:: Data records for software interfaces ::
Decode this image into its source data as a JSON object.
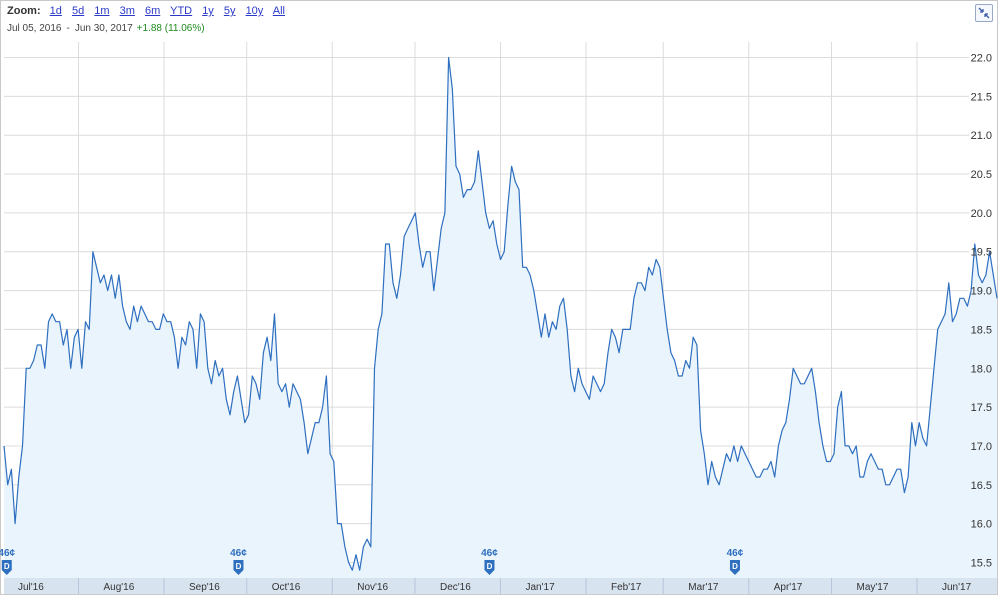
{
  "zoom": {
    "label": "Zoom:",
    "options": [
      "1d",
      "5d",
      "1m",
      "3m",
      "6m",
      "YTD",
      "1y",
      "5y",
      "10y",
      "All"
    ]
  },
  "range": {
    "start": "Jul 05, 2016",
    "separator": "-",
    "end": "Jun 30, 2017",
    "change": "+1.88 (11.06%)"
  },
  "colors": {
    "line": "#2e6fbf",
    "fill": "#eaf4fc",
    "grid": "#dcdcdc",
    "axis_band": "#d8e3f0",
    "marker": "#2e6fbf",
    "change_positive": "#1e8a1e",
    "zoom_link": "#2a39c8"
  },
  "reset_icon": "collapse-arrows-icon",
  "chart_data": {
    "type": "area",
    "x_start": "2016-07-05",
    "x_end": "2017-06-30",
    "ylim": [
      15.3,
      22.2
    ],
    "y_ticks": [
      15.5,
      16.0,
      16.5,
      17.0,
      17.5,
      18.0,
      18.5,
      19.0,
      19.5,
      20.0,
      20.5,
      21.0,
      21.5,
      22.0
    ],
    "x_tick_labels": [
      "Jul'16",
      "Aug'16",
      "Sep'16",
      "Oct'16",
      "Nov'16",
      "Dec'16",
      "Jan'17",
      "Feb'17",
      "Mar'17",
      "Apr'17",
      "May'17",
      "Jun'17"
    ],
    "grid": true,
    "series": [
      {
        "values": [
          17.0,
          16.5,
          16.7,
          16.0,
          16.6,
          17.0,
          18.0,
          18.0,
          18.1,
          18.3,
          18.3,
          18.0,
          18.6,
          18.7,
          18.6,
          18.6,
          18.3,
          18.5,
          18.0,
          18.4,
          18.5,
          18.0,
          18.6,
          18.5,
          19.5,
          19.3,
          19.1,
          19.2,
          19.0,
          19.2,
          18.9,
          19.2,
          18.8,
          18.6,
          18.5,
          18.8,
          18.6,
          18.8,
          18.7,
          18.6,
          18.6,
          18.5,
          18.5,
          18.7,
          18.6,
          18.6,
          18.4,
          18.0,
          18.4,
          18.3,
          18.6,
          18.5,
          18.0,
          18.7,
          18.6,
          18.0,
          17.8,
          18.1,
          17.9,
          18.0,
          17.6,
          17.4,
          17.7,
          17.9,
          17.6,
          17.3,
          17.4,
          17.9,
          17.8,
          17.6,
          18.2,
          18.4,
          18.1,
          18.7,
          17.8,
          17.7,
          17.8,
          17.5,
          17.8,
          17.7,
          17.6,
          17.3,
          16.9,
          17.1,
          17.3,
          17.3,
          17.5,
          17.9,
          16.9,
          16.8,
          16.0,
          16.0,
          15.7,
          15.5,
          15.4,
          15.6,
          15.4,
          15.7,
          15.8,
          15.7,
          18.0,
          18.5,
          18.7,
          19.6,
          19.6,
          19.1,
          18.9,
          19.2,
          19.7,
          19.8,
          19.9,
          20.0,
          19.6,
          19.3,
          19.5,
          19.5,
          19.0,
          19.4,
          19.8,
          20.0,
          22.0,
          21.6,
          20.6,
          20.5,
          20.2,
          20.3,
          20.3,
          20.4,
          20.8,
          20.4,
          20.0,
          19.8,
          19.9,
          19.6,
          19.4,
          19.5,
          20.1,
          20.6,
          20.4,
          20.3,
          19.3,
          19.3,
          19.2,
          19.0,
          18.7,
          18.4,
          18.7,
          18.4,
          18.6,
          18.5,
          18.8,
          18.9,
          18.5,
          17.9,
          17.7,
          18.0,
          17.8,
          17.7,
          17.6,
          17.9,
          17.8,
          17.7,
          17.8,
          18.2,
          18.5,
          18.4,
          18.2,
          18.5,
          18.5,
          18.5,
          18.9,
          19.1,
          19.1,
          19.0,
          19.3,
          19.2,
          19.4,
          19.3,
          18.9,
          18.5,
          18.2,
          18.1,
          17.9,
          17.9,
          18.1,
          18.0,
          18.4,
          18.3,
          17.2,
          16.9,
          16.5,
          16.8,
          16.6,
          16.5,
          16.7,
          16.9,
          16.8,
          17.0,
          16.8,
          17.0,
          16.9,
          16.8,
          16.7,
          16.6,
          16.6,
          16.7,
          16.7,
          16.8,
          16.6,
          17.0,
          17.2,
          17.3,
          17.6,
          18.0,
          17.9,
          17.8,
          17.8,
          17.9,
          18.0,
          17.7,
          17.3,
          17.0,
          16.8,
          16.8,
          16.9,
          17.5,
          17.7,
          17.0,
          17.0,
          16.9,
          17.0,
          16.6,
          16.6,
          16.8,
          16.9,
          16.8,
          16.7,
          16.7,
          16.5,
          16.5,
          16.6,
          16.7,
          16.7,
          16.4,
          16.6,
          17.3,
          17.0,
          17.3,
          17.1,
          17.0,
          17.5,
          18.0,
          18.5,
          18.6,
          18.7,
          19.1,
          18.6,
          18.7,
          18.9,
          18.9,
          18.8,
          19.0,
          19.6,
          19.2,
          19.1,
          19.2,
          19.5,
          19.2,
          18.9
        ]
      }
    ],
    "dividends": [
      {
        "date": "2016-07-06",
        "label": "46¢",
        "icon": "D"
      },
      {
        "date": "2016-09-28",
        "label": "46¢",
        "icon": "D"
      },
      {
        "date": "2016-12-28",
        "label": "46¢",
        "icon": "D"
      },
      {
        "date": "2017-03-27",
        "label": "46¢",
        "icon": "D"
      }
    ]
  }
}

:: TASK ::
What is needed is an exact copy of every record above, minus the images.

:: THE ANSWER ::
Decode this image into its source data as a JSON object.
{
  "zoom": {
    "label": "Zoom:",
    "options": [
      "1d",
      "5d",
      "1m",
      "3m",
      "6m",
      "YTD",
      "1y",
      "5y",
      "10y",
      "All"
    ]
  },
  "range": {
    "start": "Jul 05, 2016",
    "separator": "-",
    "end": "Jun 30, 2017",
    "change": "+1.88 (11.06%)"
  },
  "colors": {
    "line": "#2e6fbf",
    "fill": "#eaf4fc",
    "grid": "#dcdcdc",
    "axis_band": "#d8e3f0",
    "marker": "#2e6fbf",
    "change_positive": "#1e8a1e",
    "zoom_link": "#2a39c8"
  },
  "reset_icon": "collapse-arrows-icon",
  "chart_data": {
    "type": "area",
    "x_start": "2016-07-05",
    "x_end": "2017-06-30",
    "ylim": [
      15.3,
      22.2
    ],
    "y_ticks": [
      15.5,
      16.0,
      16.5,
      17.0,
      17.5,
      18.0,
      18.5,
      19.0,
      19.5,
      20.0,
      20.5,
      21.0,
      21.5,
      22.0
    ],
    "x_tick_labels": [
      "Jul'16",
      "Aug'16",
      "Sep'16",
      "Oct'16",
      "Nov'16",
      "Dec'16",
      "Jan'17",
      "Feb'17",
      "Mar'17",
      "Apr'17",
      "May'17",
      "Jun'17"
    ],
    "grid": true,
    "series": [
      {
        "values": [
          17.0,
          16.5,
          16.7,
          16.0,
          16.6,
          17.0,
          18.0,
          18.0,
          18.1,
          18.3,
          18.3,
          18.0,
          18.6,
          18.7,
          18.6,
          18.6,
          18.3,
          18.5,
          18.0,
          18.4,
          18.5,
          18.0,
          18.6,
          18.5,
          19.5,
          19.3,
          19.1,
          19.2,
          19.0,
          19.2,
          18.9,
          19.2,
          18.8,
          18.6,
          18.5,
          18.8,
          18.6,
          18.8,
          18.7,
          18.6,
          18.6,
          18.5,
          18.5,
          18.7,
          18.6,
          18.6,
          18.4,
          18.0,
          18.4,
          18.3,
          18.6,
          18.5,
          18.0,
          18.7,
          18.6,
          18.0,
          17.8,
          18.1,
          17.9,
          18.0,
          17.6,
          17.4,
          17.7,
          17.9,
          17.6,
          17.3,
          17.4,
          17.9,
          17.8,
          17.6,
          18.2,
          18.4,
          18.1,
          18.7,
          17.8,
          17.7,
          17.8,
          17.5,
          17.8,
          17.7,
          17.6,
          17.3,
          16.9,
          17.1,
          17.3,
          17.3,
          17.5,
          17.9,
          16.9,
          16.8,
          16.0,
          16.0,
          15.7,
          15.5,
          15.4,
          15.6,
          15.4,
          15.7,
          15.8,
          15.7,
          18.0,
          18.5,
          18.7,
          19.6,
          19.6,
          19.1,
          18.9,
          19.2,
          19.7,
          19.8,
          19.9,
          20.0,
          19.6,
          19.3,
          19.5,
          19.5,
          19.0,
          19.4,
          19.8,
          20.0,
          22.0,
          21.6,
          20.6,
          20.5,
          20.2,
          20.3,
          20.3,
          20.4,
          20.8,
          20.4,
          20.0,
          19.8,
          19.9,
          19.6,
          19.4,
          19.5,
          20.1,
          20.6,
          20.4,
          20.3,
          19.3,
          19.3,
          19.2,
          19.0,
          18.7,
          18.4,
          18.7,
          18.4,
          18.6,
          18.5,
          18.8,
          18.9,
          18.5,
          17.9,
          17.7,
          18.0,
          17.8,
          17.7,
          17.6,
          17.9,
          17.8,
          17.7,
          17.8,
          18.2,
          18.5,
          18.4,
          18.2,
          18.5,
          18.5,
          18.5,
          18.9,
          19.1,
          19.1,
          19.0,
          19.3,
          19.2,
          19.4,
          19.3,
          18.9,
          18.5,
          18.2,
          18.1,
          17.9,
          17.9,
          18.1,
          18.0,
          18.4,
          18.3,
          17.2,
          16.9,
          16.5,
          16.8,
          16.6,
          16.5,
          16.7,
          16.9,
          16.8,
          17.0,
          16.8,
          17.0,
          16.9,
          16.8,
          16.7,
          16.6,
          16.6,
          16.7,
          16.7,
          16.8,
          16.6,
          17.0,
          17.2,
          17.3,
          17.6,
          18.0,
          17.9,
          17.8,
          17.8,
          17.9,
          18.0,
          17.7,
          17.3,
          17.0,
          16.8,
          16.8,
          16.9,
          17.5,
          17.7,
          17.0,
          17.0,
          16.9,
          17.0,
          16.6,
          16.6,
          16.8,
          16.9,
          16.8,
          16.7,
          16.7,
          16.5,
          16.5,
          16.6,
          16.7,
          16.7,
          16.4,
          16.6,
          17.3,
          17.0,
          17.3,
          17.1,
          17.0,
          17.5,
          18.0,
          18.5,
          18.6,
          18.7,
          19.1,
          18.6,
          18.7,
          18.9,
          18.9,
          18.8,
          19.0,
          19.6,
          19.2,
          19.1,
          19.2,
          19.5,
          19.2,
          18.9
        ]
      }
    ],
    "dividends": [
      {
        "date": "2016-07-06",
        "label": "46¢",
        "icon": "D"
      },
      {
        "date": "2016-09-28",
        "label": "46¢",
        "icon": "D"
      },
      {
        "date": "2016-12-28",
        "label": "46¢",
        "icon": "D"
      },
      {
        "date": "2017-03-27",
        "label": "46¢",
        "icon": "D"
      }
    ]
  }
}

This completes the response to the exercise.